Hope says the children "get a great buzz out of directing how the sessions go. It empowers them a little bit in a setting where they have very few choices."

While classical music is to the fore in the Kids’ Classics programme, Hope also brings in traditional musicians.

“We play anything from film music to baroque music and lullabies. We also play the children’s favourite TV tunes.”

During the school year, one-hour workshops are held in the school rooms of the hospitals, based on the primary-school curriculum.

“For example, we might do something on Beethoven, telling the children where he came from, and dressing up in costumes [from his era].”

Hope and two or three musicians visit the Children’s University Hospital, Temple Street, and the National Children’s Hospital in Tallaght once a month, funded by the NCH and the Community Foundation for Ireland.

“Our Lady’s Hospital in Crumlin is so delighted with the programme that it is funding a second day of visits by us every month.

“It is also doing an evaluation of the programme to be published in a medical journal because there are very few reports on the delivery of music in hospitals.”

At Temple Street, there are children on dialysis for several hours, two to three times a week.

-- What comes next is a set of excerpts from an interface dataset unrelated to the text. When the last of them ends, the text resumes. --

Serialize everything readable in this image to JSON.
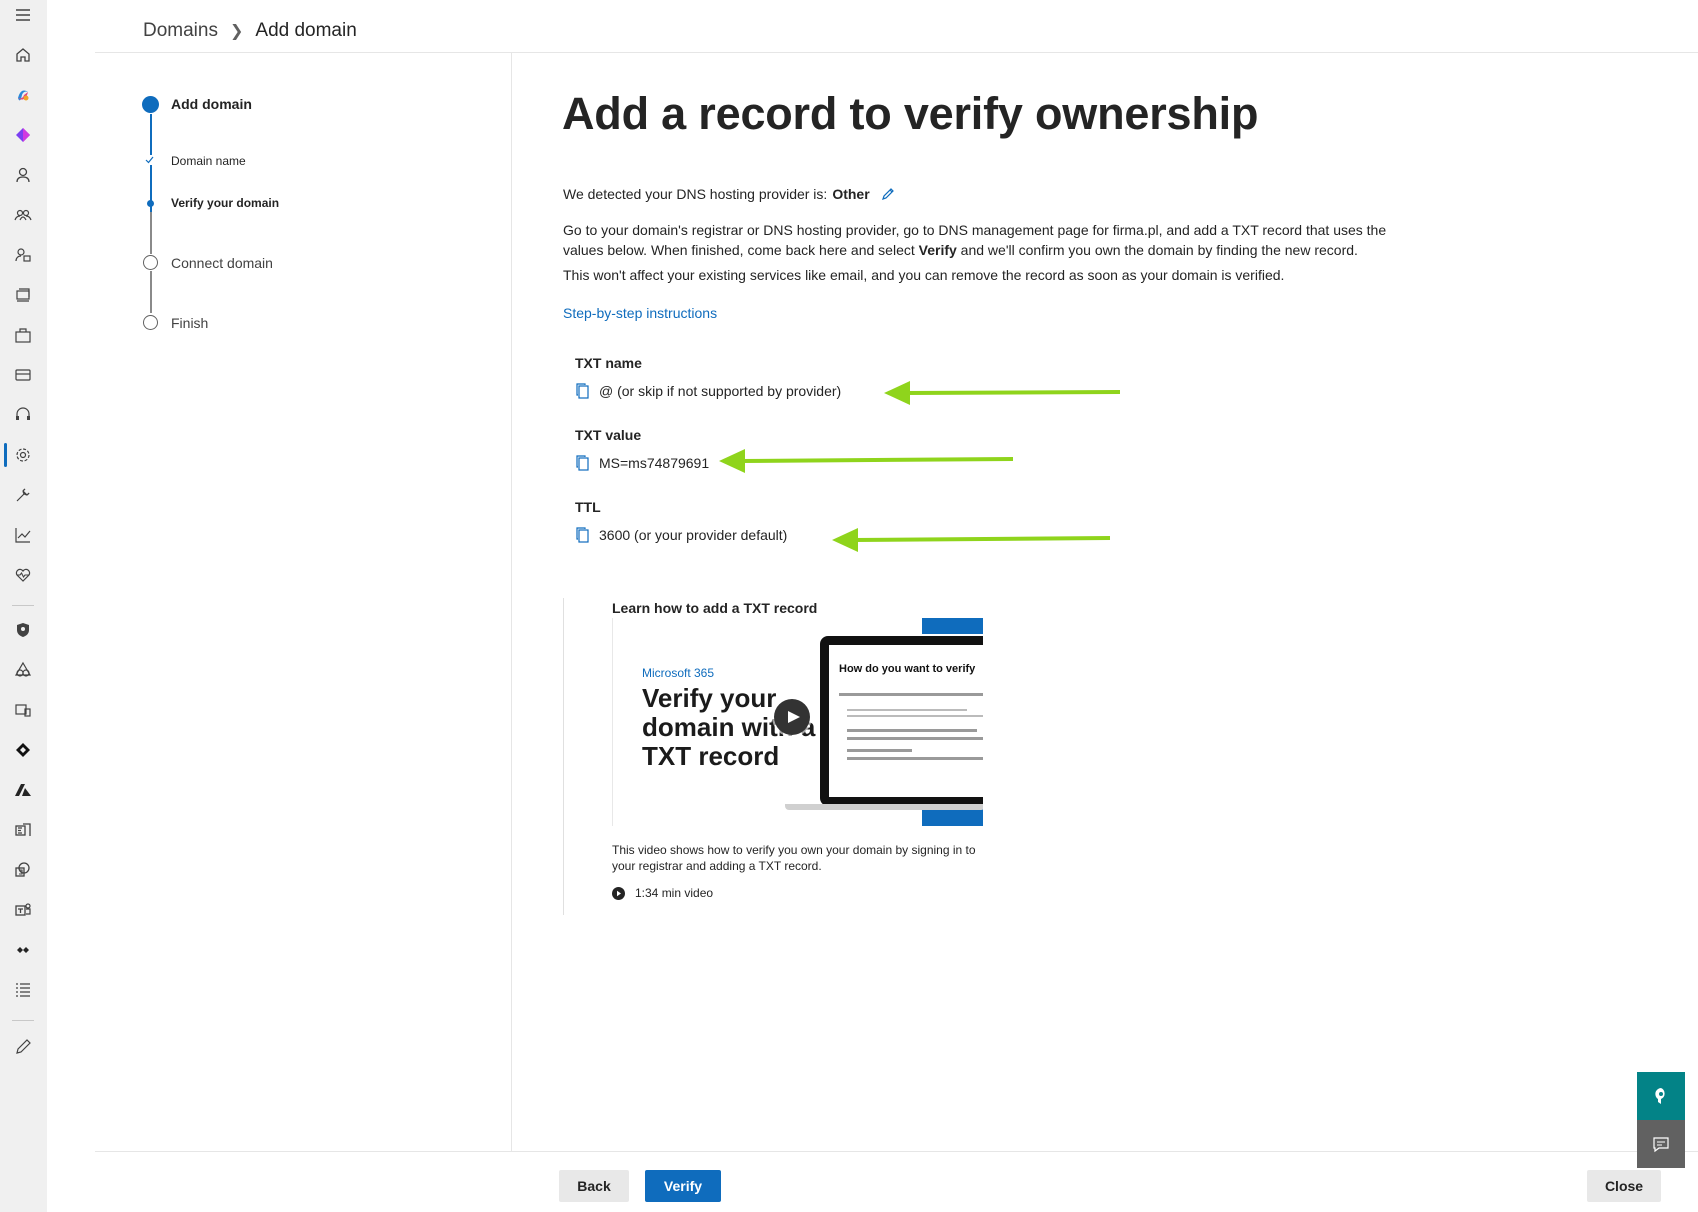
{
  "rail": {
    "icons": [
      "menu-icon",
      "home-icon",
      "copilot-icon",
      "loop-icon",
      "user-icon",
      "group-icon",
      "roles-icon",
      "resources-icon",
      "billing-bag-icon",
      "billing-card-icon",
      "support-icon",
      "settings-icon",
      "setup-icon",
      "reports-icon",
      "health-icon",
      "security-icon",
      "compliance-icon",
      "endpoint-icon",
      "identity-icon",
      "azure-icon",
      "exchange-icon",
      "sharepoint-icon",
      "teams-icon",
      "viva-icon",
      "all-admin-centers-icon",
      "customize-icon"
    ],
    "active": "settings-icon"
  },
  "breadcrumb": {
    "parent": "Domains",
    "current": "Add domain"
  },
  "steps": {
    "items": [
      {
        "label": "Add domain",
        "state": "current-section"
      },
      {
        "label": "Domain name",
        "state": "completed"
      },
      {
        "label": "Verify your domain",
        "state": "current"
      },
      {
        "label": "Connect domain",
        "state": "pending"
      },
      {
        "label": "Finish",
        "state": "pending"
      }
    ]
  },
  "main": {
    "title": "Add a record to verify ownership",
    "detected_prefix": "We detected your DNS hosting provider is:",
    "detected_value": "Other",
    "para1_a": "Go to your domain's registrar or DNS hosting provider, go to DNS management page for firma.pl, and add a TXT record that uses the values below. When finished, come back here and select ",
    "para1_bold": "Verify",
    "para1_b": " and we'll confirm you own the domain by finding the new record.",
    "para2": "This won't affect your existing services like email, and you can remove the record as soon as your domain is verified.",
    "instructions_link": "Step-by-step instructions",
    "records": [
      {
        "label": "TXT name",
        "value": "@ (or skip if not supported by provider)"
      },
      {
        "label": "TXT value",
        "value": "MS=ms74879691"
      },
      {
        "label": "TTL",
        "value": "3600 (or your provider default)"
      }
    ],
    "arrow_color": "#8fd41c"
  },
  "video": {
    "title": "Learn how to add a TXT record",
    "thumb_brand": "Microsoft 365",
    "thumb_heading": "Verify your domain with a TXT record",
    "thumb_screen_title": "How do you want to verify",
    "description": "This video shows how to verify you own your domain by signing in to your registrar and adding a TXT record.",
    "duration": "1:34 min video"
  },
  "footer": {
    "back_label": "Back",
    "verify_label": "Verify",
    "close_label": "Close"
  },
  "colors": {
    "accent": "#0f6cbd",
    "help_teal": "#038387",
    "feedback_gray": "#616161"
  }
}
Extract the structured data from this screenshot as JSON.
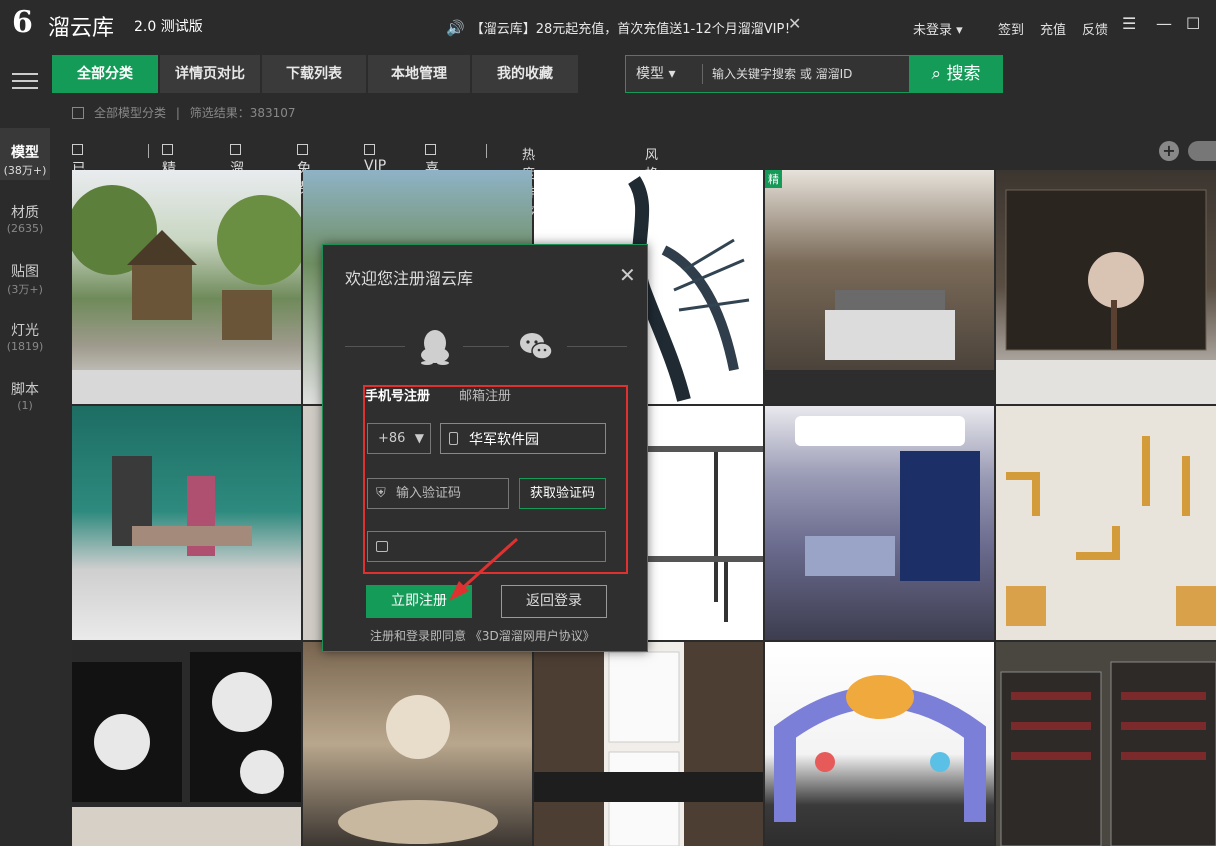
{
  "app": {
    "logo_glyph": "6",
    "name": "溜云库",
    "version": "2.0 测试版"
  },
  "notice": {
    "text": "【溜云库】28元起充值，首次充值送1-12个月溜溜VIP！",
    "close": "✕"
  },
  "titlebar": {
    "login_status": "未登录 ▾",
    "checkin": "签到",
    "recharge": "充值",
    "feedback": "反馈",
    "menu": "☰",
    "minimize": "—",
    "maximize": "☐"
  },
  "sidebar": {
    "items": [
      {
        "label": "模型",
        "count": "(38万+)",
        "active": true
      },
      {
        "label": "材质",
        "count": "(2635)"
      },
      {
        "label": "贴图",
        "count": "(3万+)"
      },
      {
        "label": "灯光",
        "count": "(1819)"
      },
      {
        "label": "脚本",
        "count": "(1)"
      }
    ]
  },
  "nav": {
    "tabs": [
      {
        "label": "全部分类",
        "active": true
      },
      {
        "label": "详情页对比"
      },
      {
        "label": "下载列表"
      },
      {
        "label": "本地管理"
      },
      {
        "label": "我的收藏"
      }
    ]
  },
  "search": {
    "type": "模型 ▾",
    "placeholder": "输入关键字搜索 或 溜溜ID",
    "button": "搜索"
  },
  "breadcrumb": {
    "root": "全部模型分类",
    "result": "筛选结果：383107"
  },
  "filters": {
    "checkboxes": [
      "已下载",
      "精品",
      "溜币",
      "免费",
      "VIP",
      "喜欢"
    ],
    "sort": "热度排序 ▾",
    "style": "风格 ▾"
  },
  "grid": {
    "badge": "精",
    "colors": {
      "accent": "#159b58"
    }
  },
  "dialog": {
    "title": "欢迎您注册溜云库",
    "close": "✕",
    "tab_phone": "手机号注册",
    "tab_email": "邮箱注册",
    "country_code": "+86",
    "phone_value": "华军软件园",
    "code_placeholder": "输入验证码",
    "get_code": "获取验证码",
    "register": "立即注册",
    "back_login": "返回登录",
    "agreement": "注册和登录即同意 《3D溜溜网用户协议》"
  }
}
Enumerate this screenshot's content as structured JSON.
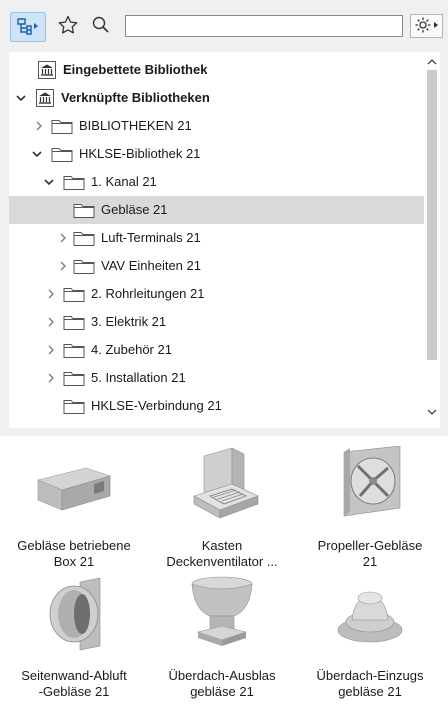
{
  "toolbar": {
    "search": {
      "value": "",
      "placeholder": ""
    },
    "icons": [
      "structure-view-icon",
      "favorites-star-icon",
      "search-magnifier-icon",
      "settings-gear-icon"
    ]
  },
  "tree": {
    "rows": [
      {
        "label": "Eingebettete Bibliothek",
        "bold": true,
        "icon": "library-icon",
        "expander": "none"
      },
      {
        "label": "Verknüpfte Bibliotheken",
        "bold": true,
        "icon": "library-icon",
        "expander": "expanded"
      },
      {
        "label": "BIBLIOTHEKEN 21",
        "icon": "folder-icon",
        "expander": "collapsed"
      },
      {
        "label": "HKLSE-Bibliothek 21",
        "icon": "folder-icon",
        "expander": "expanded"
      },
      {
        "label": "1. Kanal 21",
        "icon": "folder-icon",
        "expander": "expanded"
      },
      {
        "label": "Gebläse 21",
        "icon": "folder-icon",
        "expander": "none",
        "selected": true
      },
      {
        "label": "Luft-Terminals 21",
        "icon": "folder-icon",
        "expander": "collapsed"
      },
      {
        "label": "VAV Einheiten 21",
        "icon": "folder-icon",
        "expander": "collapsed"
      },
      {
        "label": "2. Rohrleitungen 21",
        "icon": "folder-icon",
        "expander": "collapsed"
      },
      {
        "label": "3. Elektrik 21",
        "icon": "folder-icon",
        "expander": "collapsed"
      },
      {
        "label": "4. Zubehör 21",
        "icon": "folder-icon",
        "expander": "collapsed"
      },
      {
        "label": "5. Installation 21",
        "icon": "folder-icon",
        "expander": "collapsed"
      },
      {
        "label": "HKLSE-Verbindung 21",
        "icon": "folder-icon",
        "expander": "none"
      }
    ]
  },
  "items": [
    {
      "line1": "Gebläse betriebene",
      "line2": "Box 21",
      "icon": "blower-box-thumbnail"
    },
    {
      "line1": "Kasten",
      "line2": "Deckenventilator ...",
      "icon": "ceiling-fan-box-thumbnail"
    },
    {
      "line1": "Propeller-Gebläse",
      "line2": "21",
      "icon": "propeller-fan-thumbnail"
    },
    {
      "line1": "Seitenwand-Abluft",
      "line2": "-Gebläse 21",
      "icon": "sidewall-exhaust-fan-thumbnail"
    },
    {
      "line1": "Überdach-Ausblas",
      "line2": "gebläse 21",
      "icon": "roof-exhaust-fan-thumbnail"
    },
    {
      "line1": "Überdach-Einzugs",
      "line2": "gebläse 21",
      "icon": "roof-intake-fan-thumbnail"
    }
  ]
}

“Music can offer a real distraction for these children. We have to go to them and play at their bedside because they can’t move. We couldn’t do it without the partnership of the staff.”